It is the year 2008, an American man, named George, packing high tech gear, and evil intentions, makes the arduous journey into the heart of the forbidden forest. He captures a male cobra the size of a large python when he’s at his weakest, while mating. Little does he realize when they embark on testing this mysterious creature in their high-tech lab, what horror and destruction awaits him…. (Official website)
From all appearances the film is set to be as sexy as it is creepy, with the beautiful Mallika already known as a sex goddess in her own country. The excellent make-up SFX of Robert Kurtzman — who has worked on a slew of genre films, in a history that includes genre classics/favourites from Evil Dead II, From Beyond, A Nightmare on Elm Street: The Dream Child, Bride of Re-Animator, Tremors and In the Mouth of Madness, through to Thir3een Ghosts, Bubba Ho-Tep, Undead or Alive, Ang Lee’s Hulk and much else besides — transforms Mallika from this:

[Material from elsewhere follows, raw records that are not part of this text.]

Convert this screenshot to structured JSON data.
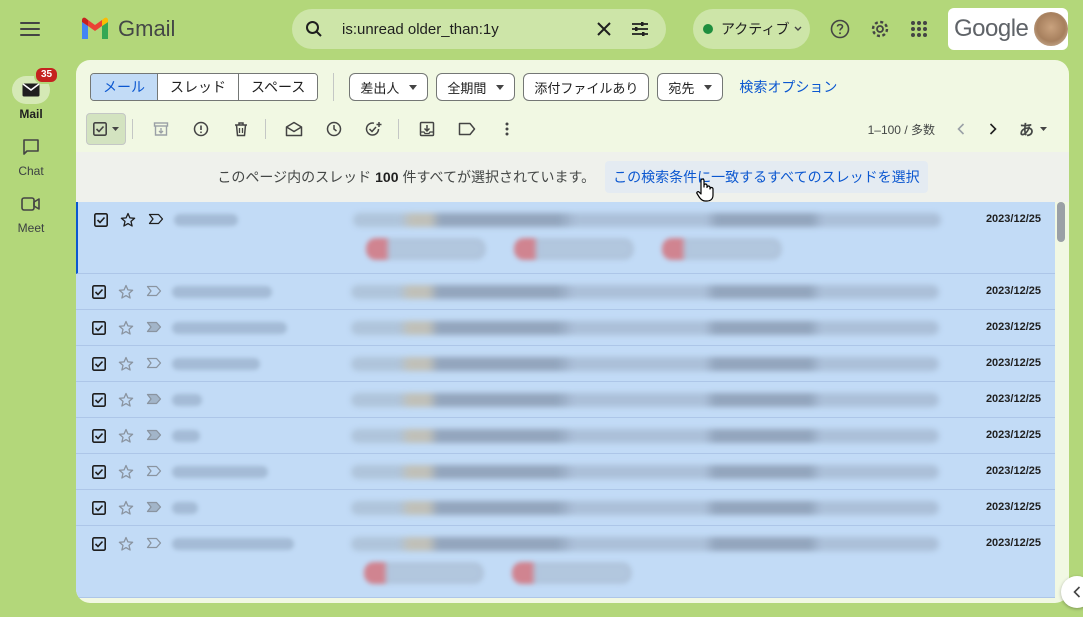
{
  "app": {
    "logo_text": "Gmail",
    "brand": "Google"
  },
  "colors": {
    "background": "#b3d77a",
    "selected_row": "#c2dbf6",
    "accent": "#0b57d0",
    "badge": "#c5221f",
    "status_dot": "#1e8e3e"
  },
  "rail": {
    "items": [
      {
        "label": "Mail",
        "icon": "mail-icon",
        "badge": "35",
        "active": true
      },
      {
        "label": "Chat",
        "icon": "chat-icon",
        "active": false
      },
      {
        "label": "Meet",
        "icon": "meet-icon",
        "active": false
      }
    ]
  },
  "search": {
    "query": "is:unread older_than:1y"
  },
  "status": {
    "label": "アクティブ"
  },
  "filters": {
    "segments": [
      "メール",
      "スレッド",
      "スペース"
    ],
    "chips": [
      {
        "label": "差出人",
        "dropdown": true
      },
      {
        "label": "全期間",
        "dropdown": true
      },
      {
        "label": "添付ファイルあり",
        "dropdown": false
      },
      {
        "label": "宛先",
        "dropdown": true
      }
    ],
    "advanced": "検索オプション"
  },
  "pager": {
    "range": "1–100 / 多数",
    "lang": "あ"
  },
  "banner": {
    "prefix": "このページ内のスレッド",
    "count": "100",
    "suffix": "件すべてが選択されています。",
    "link": "この検索条件に一致するすべてのスレッドを選択"
  },
  "rows": [
    {
      "date": "2023/12/25",
      "attachments": 3,
      "important": false
    },
    {
      "date": "2023/12/25",
      "attachments": 0,
      "important": false
    },
    {
      "date": "2023/12/25",
      "attachments": 0,
      "important": true
    },
    {
      "date": "2023/12/25",
      "attachments": 0,
      "important": false
    },
    {
      "date": "2023/12/25",
      "attachments": 0,
      "important": true
    },
    {
      "date": "2023/12/25",
      "attachments": 0,
      "important": true
    },
    {
      "date": "2023/12/25",
      "attachments": 0,
      "important": false
    },
    {
      "date": "2023/12/25",
      "attachments": 0,
      "important": true
    },
    {
      "date": "2023/12/25",
      "attachments": 2,
      "important": false
    }
  ]
}
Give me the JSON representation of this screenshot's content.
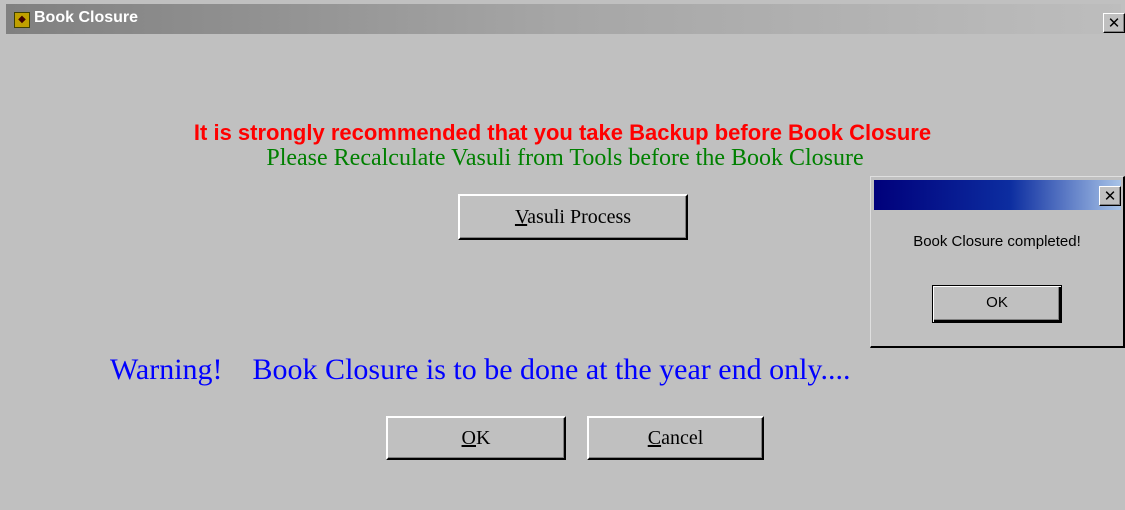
{
  "window": {
    "title": "Book Closure",
    "close_glyph": "✕",
    "icon": "app-icon"
  },
  "messages": {
    "backup_recommendation": "It is strongly recommended that you take Backup before Book Closure",
    "recalculate_notice": "Please Recalculate Vasuli from Tools before the Book Closure",
    "warning": "Warning!    Book Closure is to be done at the year end only...."
  },
  "buttons": {
    "vasuli_accel": "V",
    "vasuli_rest": "asuli Process",
    "ok_accel": "O",
    "ok_rest": "K",
    "cancel_accel": "C",
    "cancel_rest": "ancel"
  },
  "popup": {
    "message": "Book Closure completed!",
    "ok_label": "OK",
    "close_glyph": "✕"
  },
  "colors": {
    "backup_text": "#ff0000",
    "recalculate_text": "#008000",
    "warning_text": "#0000ff",
    "dialog_bg": "#c0c0c0"
  }
}
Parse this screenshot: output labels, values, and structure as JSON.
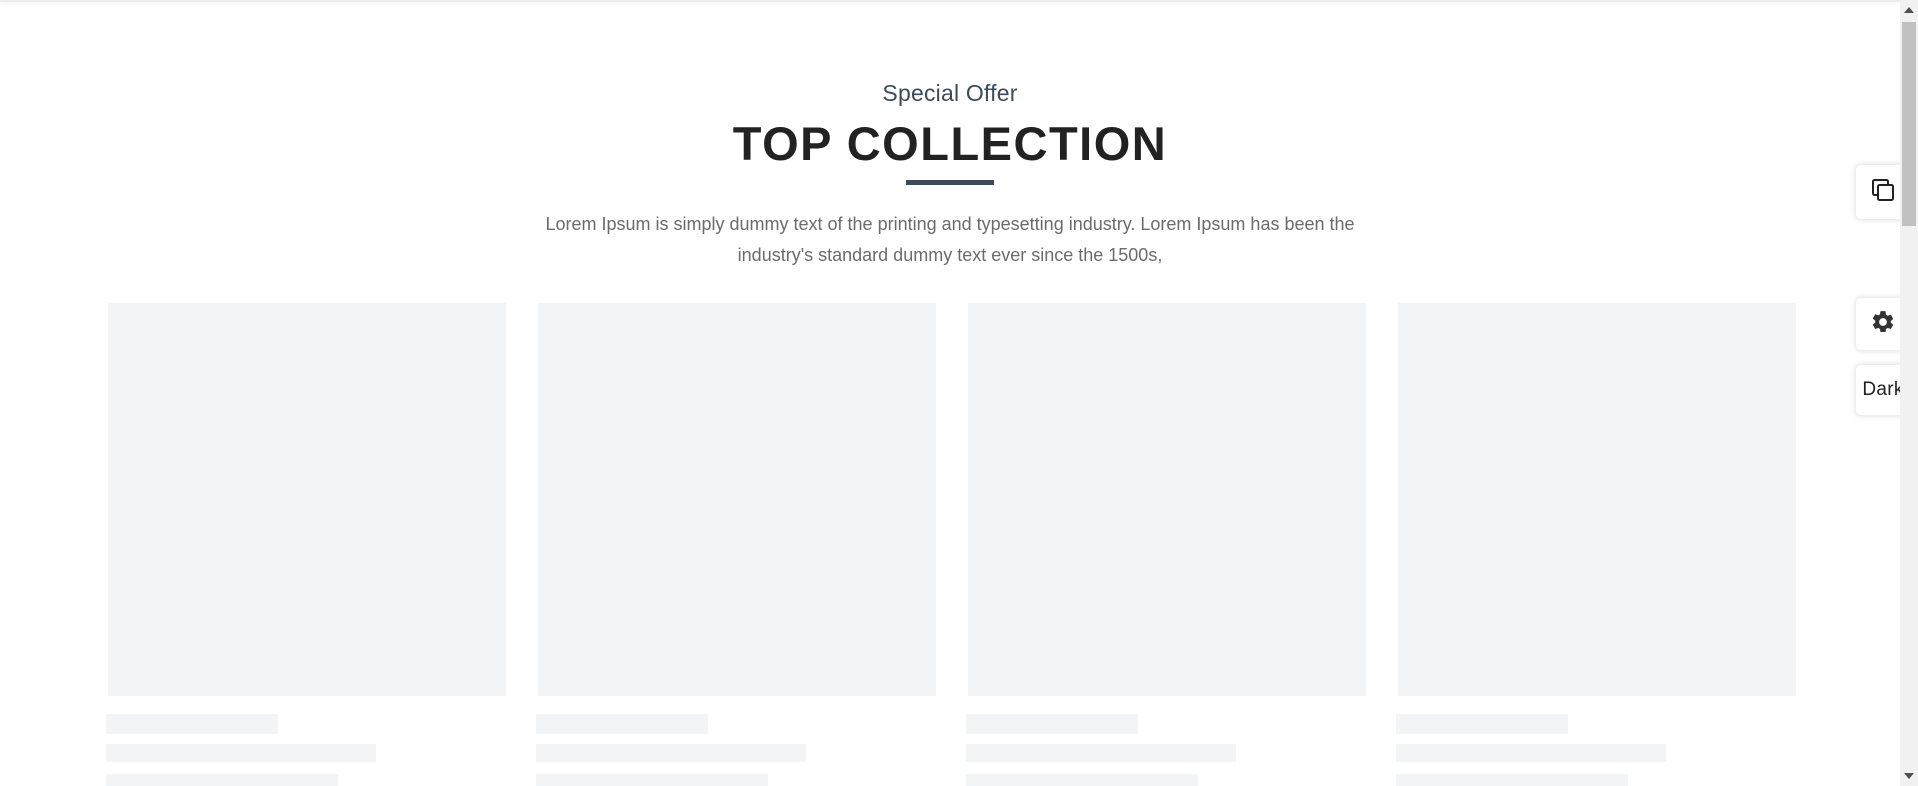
{
  "section": {
    "subtitle": "Special Offer",
    "title": "TOP COLLECTION",
    "description": "Lorem Ipsum is simply dummy text of the printing and typesetting industry. Lorem Ipsum has been the industry's standard dummy text ever since the 1500s,"
  },
  "products": [
    {
      "state": "loading"
    },
    {
      "state": "loading"
    },
    {
      "state": "loading"
    },
    {
      "state": "loading"
    }
  ],
  "side_panel": {
    "copy_icon": "copy-icon",
    "settings_icon": "gear-icon",
    "dark_label": "Dark"
  },
  "colors": {
    "accent": "#3c4a5e",
    "title": "#222222",
    "skeleton": "#f3f4f6"
  }
}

and from this:
Pressed to describe the film, Kurtzman said:
“HISSS is a real Hindi horror movie! Mallika transforms from a serpent into a human in order to find her lover. She needs to mate to carry on her kind, basically, and it’s sort of like CAT PEOPLE in that sense. She goes from being a serpent to a beautiful woman, and then she experiences the real world through human eyes—seeing big cities and stuff like that. But she comes across some evil people in her journey to find a lover, and gets rid of them in all sorts of odd and interesting ways.” (Fangoria)
The newly released official trailer gives every indication that the film will be unique, with a Lynchian sensibility transposed into a Bollywood mystique.
Several creepy and effective shots of Mallika as the naga have appeared, giving a strange surreal quality to the image of the film that pre-publicity is creating.
All it all, the film looks like one we can anticipate as being a classy and unique experience.